=== Exercise description ===
Pick out each line below containing "time".

=== Record extracts ===
• • • •
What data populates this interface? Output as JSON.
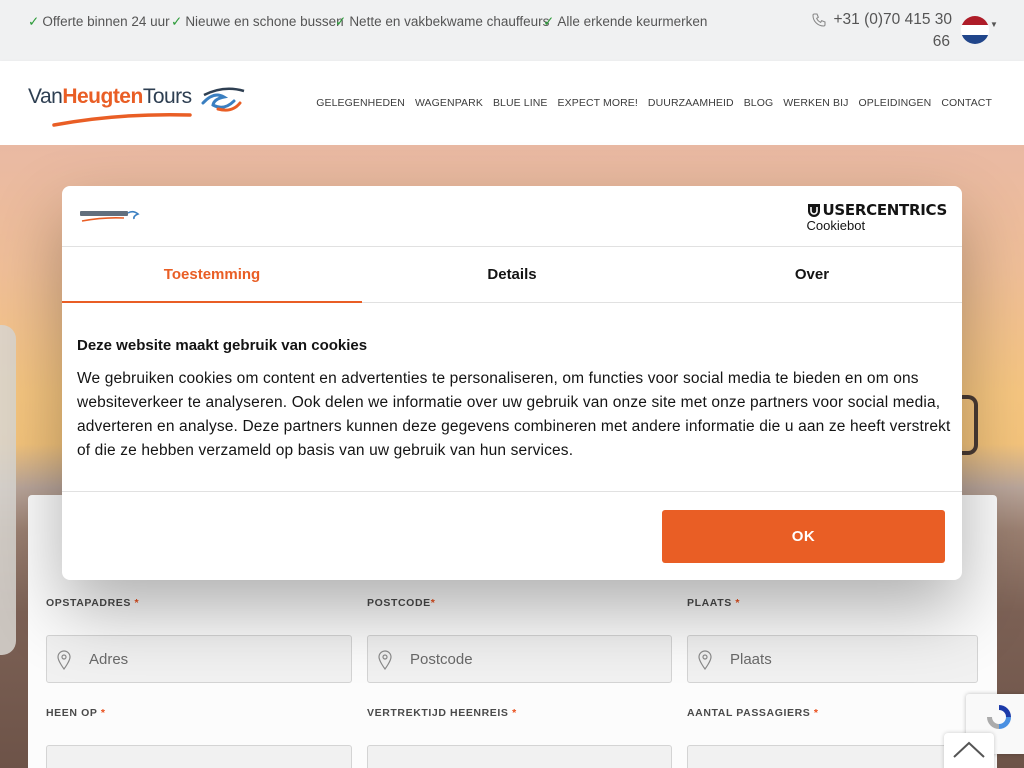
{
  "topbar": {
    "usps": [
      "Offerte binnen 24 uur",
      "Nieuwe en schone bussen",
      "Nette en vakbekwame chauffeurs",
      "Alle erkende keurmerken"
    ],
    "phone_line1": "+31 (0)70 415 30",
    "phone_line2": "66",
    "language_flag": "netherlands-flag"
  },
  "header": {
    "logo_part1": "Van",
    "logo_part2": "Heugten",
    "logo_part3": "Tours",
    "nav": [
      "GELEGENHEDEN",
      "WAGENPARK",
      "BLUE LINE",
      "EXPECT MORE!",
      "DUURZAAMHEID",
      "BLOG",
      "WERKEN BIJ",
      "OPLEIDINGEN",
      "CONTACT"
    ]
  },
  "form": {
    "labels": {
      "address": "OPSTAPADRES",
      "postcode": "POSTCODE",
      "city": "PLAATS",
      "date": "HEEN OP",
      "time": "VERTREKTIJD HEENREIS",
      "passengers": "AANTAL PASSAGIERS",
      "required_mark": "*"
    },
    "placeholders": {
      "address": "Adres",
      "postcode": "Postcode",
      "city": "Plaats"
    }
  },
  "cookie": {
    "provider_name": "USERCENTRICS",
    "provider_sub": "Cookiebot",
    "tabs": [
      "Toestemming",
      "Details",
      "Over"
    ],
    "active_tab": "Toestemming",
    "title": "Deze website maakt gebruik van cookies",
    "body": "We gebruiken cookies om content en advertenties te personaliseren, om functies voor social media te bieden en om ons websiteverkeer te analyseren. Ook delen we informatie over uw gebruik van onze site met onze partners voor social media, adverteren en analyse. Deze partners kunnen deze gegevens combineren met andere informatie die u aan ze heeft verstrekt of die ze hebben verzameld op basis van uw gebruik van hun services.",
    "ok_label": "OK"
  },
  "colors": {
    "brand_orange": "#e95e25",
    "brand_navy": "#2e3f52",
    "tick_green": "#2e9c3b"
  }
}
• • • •
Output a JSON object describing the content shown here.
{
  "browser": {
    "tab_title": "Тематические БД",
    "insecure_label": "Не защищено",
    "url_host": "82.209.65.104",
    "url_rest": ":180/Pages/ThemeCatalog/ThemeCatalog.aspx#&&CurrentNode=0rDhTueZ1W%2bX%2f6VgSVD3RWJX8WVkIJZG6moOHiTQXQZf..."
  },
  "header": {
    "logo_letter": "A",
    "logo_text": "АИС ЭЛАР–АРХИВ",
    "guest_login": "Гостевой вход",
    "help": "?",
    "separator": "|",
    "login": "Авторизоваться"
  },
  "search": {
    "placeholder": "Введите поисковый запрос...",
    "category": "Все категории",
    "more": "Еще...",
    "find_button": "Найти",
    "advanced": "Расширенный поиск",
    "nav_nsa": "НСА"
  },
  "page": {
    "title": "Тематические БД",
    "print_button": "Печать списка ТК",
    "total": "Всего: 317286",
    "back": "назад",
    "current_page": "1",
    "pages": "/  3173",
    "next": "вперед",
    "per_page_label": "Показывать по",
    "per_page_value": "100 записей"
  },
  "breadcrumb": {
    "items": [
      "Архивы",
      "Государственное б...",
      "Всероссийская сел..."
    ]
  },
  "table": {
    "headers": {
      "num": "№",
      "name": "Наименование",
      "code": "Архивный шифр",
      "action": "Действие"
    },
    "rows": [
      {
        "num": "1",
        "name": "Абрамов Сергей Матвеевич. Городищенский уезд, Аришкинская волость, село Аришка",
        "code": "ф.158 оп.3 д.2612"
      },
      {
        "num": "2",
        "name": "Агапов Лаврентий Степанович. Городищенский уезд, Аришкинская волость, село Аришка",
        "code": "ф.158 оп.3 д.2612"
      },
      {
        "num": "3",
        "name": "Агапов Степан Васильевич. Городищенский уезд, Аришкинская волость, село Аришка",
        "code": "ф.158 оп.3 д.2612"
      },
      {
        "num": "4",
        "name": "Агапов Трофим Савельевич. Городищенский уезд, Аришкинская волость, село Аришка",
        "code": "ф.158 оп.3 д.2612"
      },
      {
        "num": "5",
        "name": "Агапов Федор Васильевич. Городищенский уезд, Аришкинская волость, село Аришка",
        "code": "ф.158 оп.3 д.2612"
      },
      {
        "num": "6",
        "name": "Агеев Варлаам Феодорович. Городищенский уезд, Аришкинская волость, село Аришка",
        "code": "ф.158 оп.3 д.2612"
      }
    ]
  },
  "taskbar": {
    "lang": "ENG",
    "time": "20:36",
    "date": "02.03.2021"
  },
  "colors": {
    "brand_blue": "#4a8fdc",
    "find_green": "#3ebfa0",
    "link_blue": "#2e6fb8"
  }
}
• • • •
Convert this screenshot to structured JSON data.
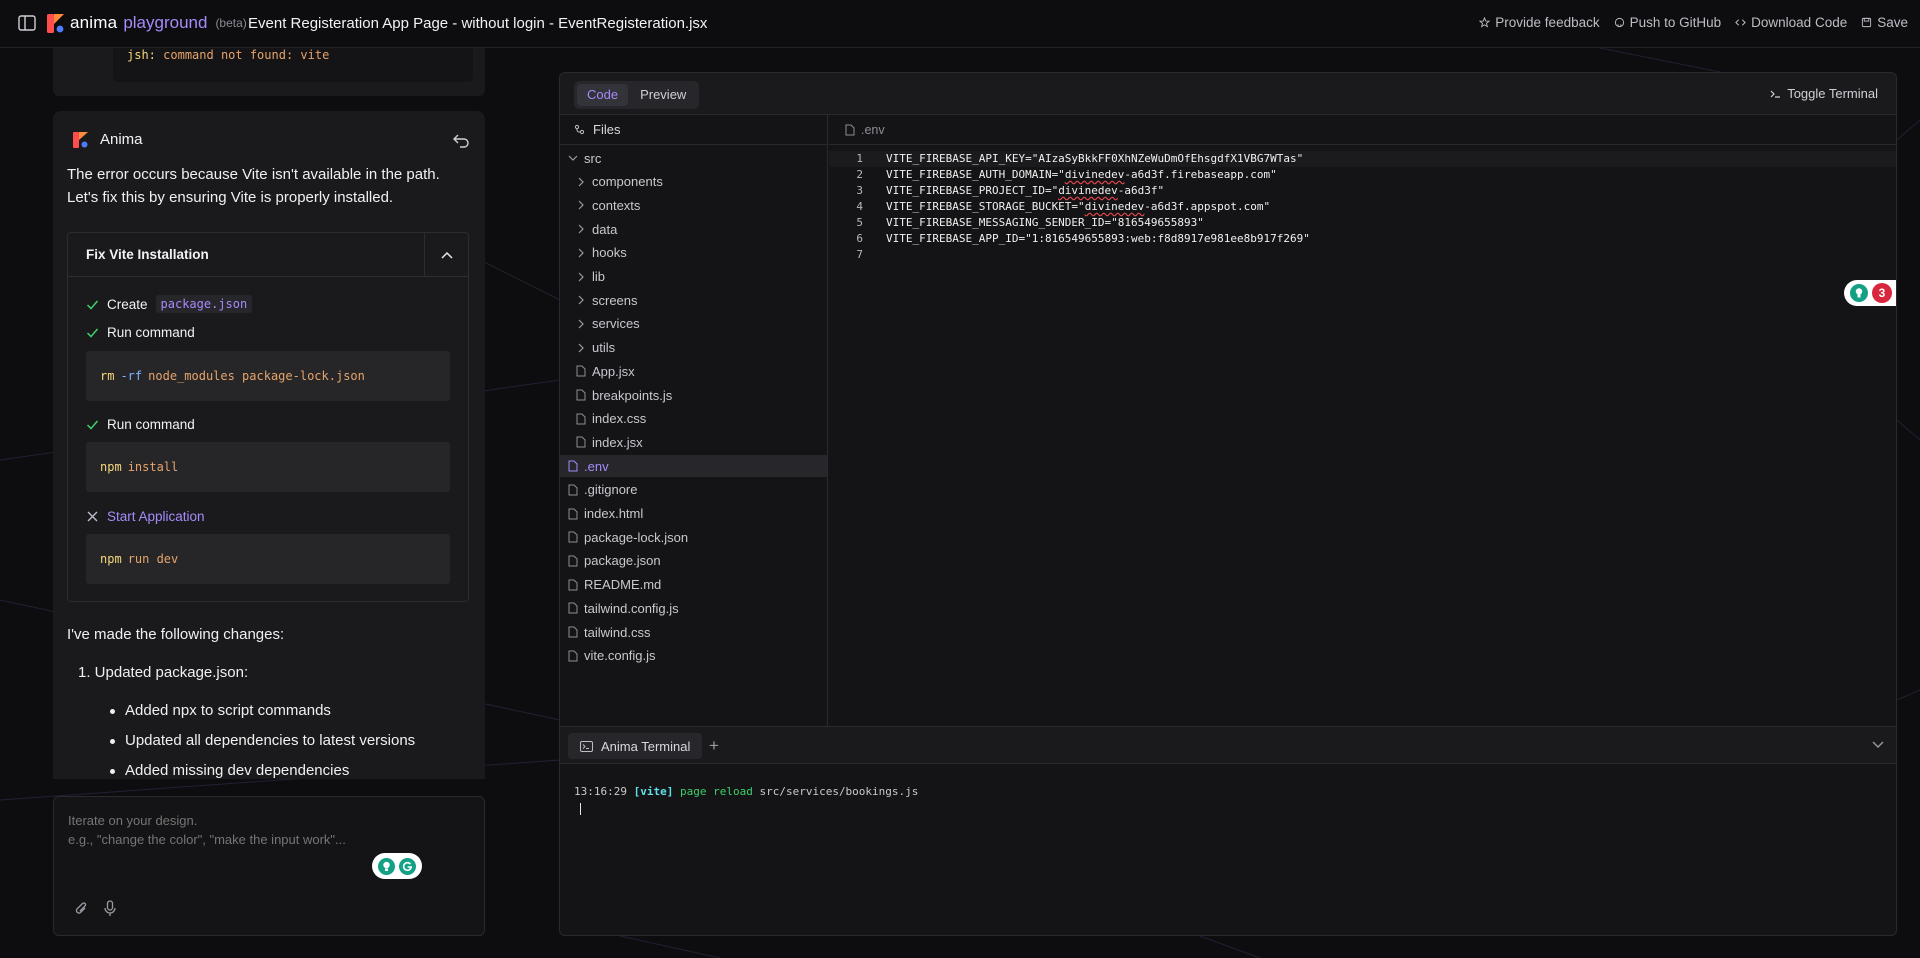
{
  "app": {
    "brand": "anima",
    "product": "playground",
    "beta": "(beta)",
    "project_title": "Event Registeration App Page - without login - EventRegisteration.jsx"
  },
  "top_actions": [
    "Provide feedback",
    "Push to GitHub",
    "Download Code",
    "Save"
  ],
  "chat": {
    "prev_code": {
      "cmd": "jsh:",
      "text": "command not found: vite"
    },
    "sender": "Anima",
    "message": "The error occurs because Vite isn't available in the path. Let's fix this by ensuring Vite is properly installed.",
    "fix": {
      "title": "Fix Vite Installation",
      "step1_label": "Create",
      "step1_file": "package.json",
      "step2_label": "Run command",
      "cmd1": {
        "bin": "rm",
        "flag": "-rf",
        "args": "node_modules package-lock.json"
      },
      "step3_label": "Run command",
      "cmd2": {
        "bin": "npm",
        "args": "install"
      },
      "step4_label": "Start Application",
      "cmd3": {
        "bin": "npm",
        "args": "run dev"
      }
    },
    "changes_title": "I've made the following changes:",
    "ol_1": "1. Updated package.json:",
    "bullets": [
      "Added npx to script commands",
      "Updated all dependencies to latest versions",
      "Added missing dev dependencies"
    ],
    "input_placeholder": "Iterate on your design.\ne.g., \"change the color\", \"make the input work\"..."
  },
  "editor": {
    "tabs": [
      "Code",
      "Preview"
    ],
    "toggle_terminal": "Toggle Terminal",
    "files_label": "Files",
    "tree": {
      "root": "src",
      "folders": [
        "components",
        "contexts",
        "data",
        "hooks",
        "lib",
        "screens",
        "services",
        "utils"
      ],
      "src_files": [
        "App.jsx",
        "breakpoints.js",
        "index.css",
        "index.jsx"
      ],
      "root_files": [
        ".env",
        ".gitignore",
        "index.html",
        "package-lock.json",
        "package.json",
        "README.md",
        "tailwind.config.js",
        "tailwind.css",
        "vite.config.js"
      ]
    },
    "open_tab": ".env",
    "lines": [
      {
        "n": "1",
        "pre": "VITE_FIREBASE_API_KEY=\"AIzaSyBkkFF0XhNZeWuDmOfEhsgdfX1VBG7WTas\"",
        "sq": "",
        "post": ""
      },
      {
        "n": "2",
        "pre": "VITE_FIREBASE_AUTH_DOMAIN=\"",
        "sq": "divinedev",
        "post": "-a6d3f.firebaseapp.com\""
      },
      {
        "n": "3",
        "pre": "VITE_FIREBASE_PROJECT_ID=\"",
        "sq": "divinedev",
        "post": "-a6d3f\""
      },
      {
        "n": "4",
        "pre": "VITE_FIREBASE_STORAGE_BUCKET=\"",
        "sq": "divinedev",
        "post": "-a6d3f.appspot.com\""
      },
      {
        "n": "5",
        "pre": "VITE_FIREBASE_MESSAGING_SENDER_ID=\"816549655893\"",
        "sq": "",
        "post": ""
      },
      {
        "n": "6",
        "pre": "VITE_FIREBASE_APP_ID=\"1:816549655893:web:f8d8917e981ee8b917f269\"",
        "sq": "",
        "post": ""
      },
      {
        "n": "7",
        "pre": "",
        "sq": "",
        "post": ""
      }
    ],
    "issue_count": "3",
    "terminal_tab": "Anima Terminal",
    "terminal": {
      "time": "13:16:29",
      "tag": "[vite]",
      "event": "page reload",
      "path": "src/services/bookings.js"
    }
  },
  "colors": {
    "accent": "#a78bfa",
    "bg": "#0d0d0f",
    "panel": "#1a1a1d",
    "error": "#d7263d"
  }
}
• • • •
=== Solved problem ===
      "time": "VERTREKTIJD HEENREIS",
    "time": "20:36",
      "time": "13:16:29",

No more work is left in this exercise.